The dangers embodied in Fannie and Freddie were hardly unknown. Two of my politically moderate professors noted the dangers of such hybrid arrangements thirty years ago. On the left, James Galbraith’s Predator State noted the same familiar pathologies, though he drew somewhat different political implications.
For years, many people realized that the structure of GSEs was fundamentally problematic. Yet both parties accepted these firms’ leadership into the Washington fold and failed to effectively head off their eventual implosion. It was a fundamental error of judgment to allow people such as Raines and Johnson to play politically influential roles. The sight of prominent politicos (current and former) teemed around Fannie and Freddie should have triggered greater alarm. The alarm bells failed to ring sufficiently loudly or sufficiently often for regulators and elected officials to effectively intervene.

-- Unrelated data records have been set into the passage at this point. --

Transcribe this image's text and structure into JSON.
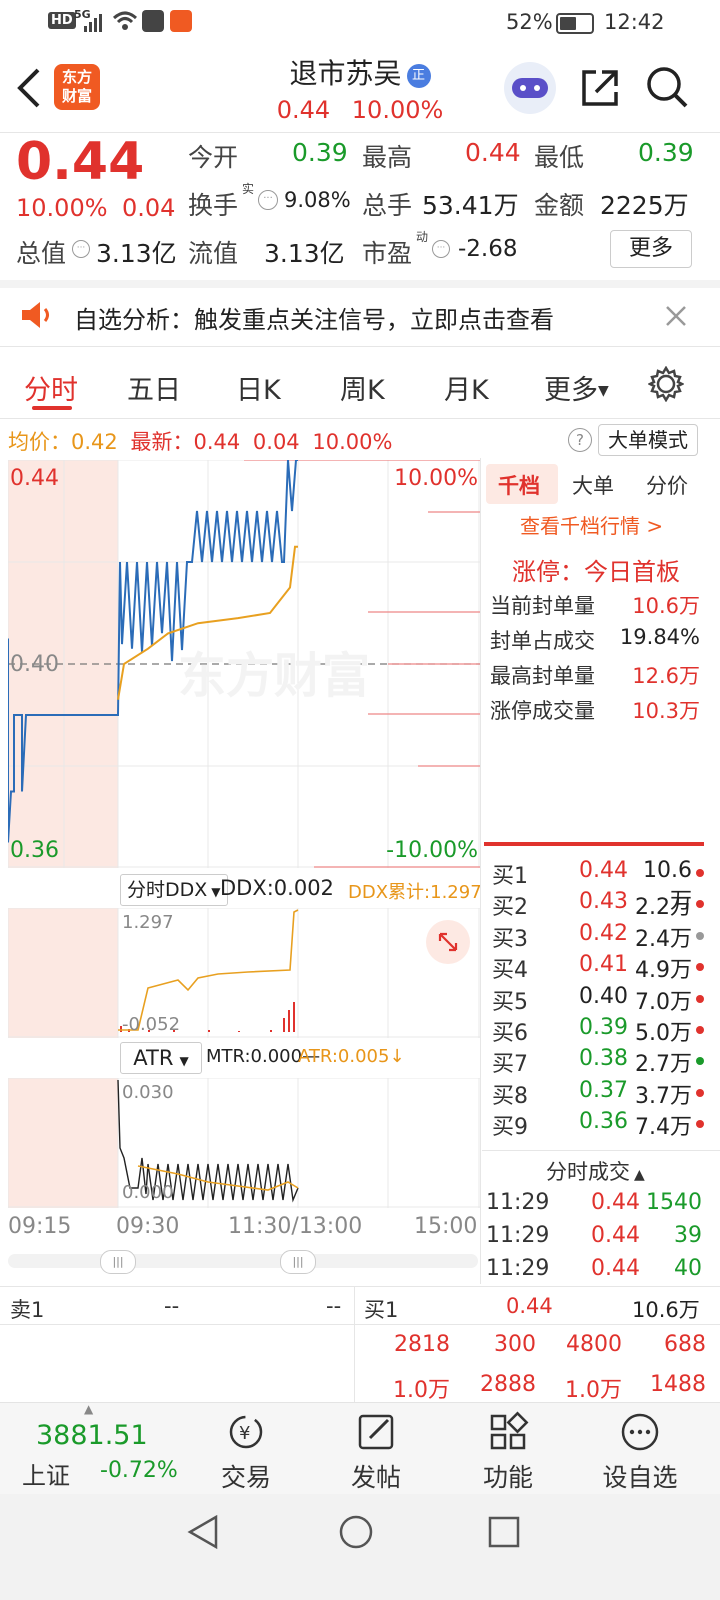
{
  "status_bar": {
    "left_icons": [
      "HD",
      "5G"
    ],
    "battery": "52%",
    "time": "12:42"
  },
  "header": {
    "back": "back-icon",
    "logo_text": "东方\n财富",
    "stock_name": "退市苏吴",
    "badge": "正",
    "price": "0.44",
    "change_pct": "10.00%"
  },
  "quote": {
    "price": "0.44",
    "pct": "10.00%",
    "change": "0.04",
    "open_label": "今开",
    "open": "0.39",
    "high_label": "最高",
    "high": "0.44",
    "low_label": "最低",
    "low": "0.39",
    "turnover_label": "换手",
    "turnover_sup": "实",
    "turnover": "9.08%",
    "volume_label": "总手",
    "volume": "53.41万",
    "amount_label": "金额",
    "amount": "2225万",
    "mktcap_label": "总值",
    "mktcap": "3.13亿",
    "float_label": "流值",
    "float": "3.13亿",
    "pe_label": "市盈",
    "pe_sup": "动",
    "pe": "-2.68",
    "more_button": "更多"
  },
  "alert": {
    "text": "自选分析：触发重点关注信号，立即点击查看"
  },
  "tabs": [
    "分时",
    "五日",
    "日K",
    "周K",
    "月K",
    "更多"
  ],
  "chart_info": {
    "avg_label": "均价：",
    "avg": "0.42",
    "latest_label": "最新：",
    "latest": "0.44",
    "change": "0.04",
    "pct": "10.00%",
    "mode_button": "大单模式"
  },
  "chart_data": {
    "type": "line",
    "price_ylim": [
      0.36,
      0.44
    ],
    "price_labels": {
      "top": "0.44",
      "mid": "0.40",
      "bottom": "0.36"
    },
    "pct_labels": {
      "top": "10.00%",
      "bottom": "-10.00%"
    },
    "x_ticks": [
      "09:15",
      "09:30",
      "11:30/13:00",
      "15:00"
    ],
    "watermark": "东方财富",
    "ddx": {
      "selector": "分时DDX",
      "value_label": "DDX:0.002",
      "cum_label": "DDX累计:1.297",
      "top": "1.297",
      "bottom": "-0.052"
    },
    "atr": {
      "selector": "ATR",
      "mtr_label": "MTR:0.000—",
      "atr_label": "ATR:0.005↓",
      "top": "0.030",
      "bottom": "0.000"
    }
  },
  "side_panel": {
    "tabs": [
      "千档",
      "大单",
      "分价"
    ],
    "link": "查看千档行情 >",
    "limit_title": "涨停：今日首板",
    "rows": [
      {
        "label": "当前封单量",
        "value": "10.6万"
      },
      {
        "label": "封单占成交",
        "value": "19.84%"
      },
      {
        "label": "最高封单量",
        "value": "12.6万"
      },
      {
        "label": "涨停成交量",
        "value": "10.3万"
      }
    ]
  },
  "order_book": [
    {
      "label": "买1",
      "price": "0.44",
      "vol": "10.6万",
      "color": "#e0322d"
    },
    {
      "label": "买2",
      "price": "0.43",
      "vol": "2.2万",
      "color": "#e0322d"
    },
    {
      "label": "买3",
      "price": "0.42",
      "vol": "2.4万",
      "color": "#999999"
    },
    {
      "label": "买4",
      "price": "0.41",
      "vol": "4.9万",
      "color": "#e0322d"
    },
    {
      "label": "买5",
      "price": "0.40",
      "vol": "7.0万",
      "color": "#e0322d"
    },
    {
      "label": "买6",
      "price": "0.39",
      "vol": "5.0万",
      "color": "#e0322d"
    },
    {
      "label": "买7",
      "price": "0.38",
      "vol": "2.7万",
      "color": "#1a9a2a"
    },
    {
      "label": "买8",
      "price": "0.37",
      "vol": "3.7万",
      "color": "#e0322d"
    },
    {
      "label": "买9",
      "price": "0.36",
      "vol": "7.4万",
      "color": "#e0322d"
    }
  ],
  "ticks_title": "分时成交",
  "ticks": [
    {
      "time": "11:29",
      "price": "0.44",
      "vol": "1540"
    },
    {
      "time": "11:29",
      "price": "0.44",
      "vol": "39"
    },
    {
      "time": "11:29",
      "price": "0.44",
      "vol": "40"
    }
  ],
  "bottom_book": {
    "sell_label": "卖1",
    "sell_price": "--",
    "sell_vol": "--",
    "buy_label": "买1",
    "buy_price": "0.44",
    "buy_vol": "10.6万",
    "queue_row1": [
      "2818",
      "300",
      "4800",
      "688"
    ],
    "queue_row2": [
      "1.0万",
      "2888",
      "1.0万",
      "1488"
    ]
  },
  "footer": {
    "index_value": "3881.51",
    "index_name": "上证",
    "index_pct": "-0.72%",
    "buttons": [
      "交易",
      "发帖",
      "功能",
      "设自选"
    ]
  }
}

But beyond GSEs’ perverse incentive structures, we need to ask hard questions about what we are trying to accomplish in housing policy. We overestimated the value of home ownership as a strategy to stabilize neighborhoods and to provide a path to upward mobility. Here in Chicago, lenders and their allies were able to depict efforts to provide mortgage counseling for vulnerable home buyers as a return to redlining and discrimination. Such rhetoric was more politically effective than it should have been, and it remains more effective than it should be right now—for example, when civil rights organizations oppose provisions that would require mortgage originators to retain five percent interest in potentially risky loans.
Here is one central reality. A small down payment mortgage is the most leveraged, least diversified investment most Americans will ever make. If we internalize the idea that housing prices do not automatically traverse an upward escalator, it’s not obvious that we should be encouraging families to take these risks. The risks are greatest when families assume subprime mortgages or are victims of fraud. But even when everything is transparent, there are inherent risks.
It’s easy to overlook these risks because housing prices were on a positive trajectory for many years. Low-interest, low-money-down VA and FHA loans promoted upward mobility for a quarter-century following World War II. One might regard these policies as central pillars in the creation of a stable middle-class. Maybe they were. Yet in retrospect, the more important factor was the anomalous stable and prosperous stretch of American economic history that supported these policies. There is no guarantee that such sustained and stable prosperity will return anytime soon to Americans of modest means.
Consider a married couple making $60,000 a year. Suppose they buy a $200,000 home with a fixed-rate 30-year mortgage and $6,000 down. That’s hardly a reckless scenario. Yet if local home prices drop by ten percent, this family is $14,000 underwater. If their marriage or their furnace breaks, if someone loses a job, this couple is in real trouble. If family dislocations arise from broader economic difficulties that depress local property values, they are in even deeper trouble.
Progressives should be chastened by the history of the housing mess. We need to rethink the all-American aspiration to widespread home ownership. When our society offers no guarantees to buffer instability and risk, we need other, safer ways to support families and neighborhoods, and to promote upward mobility.
Harold Pollack is a professor at the University of Chicago School of Social Service Administration.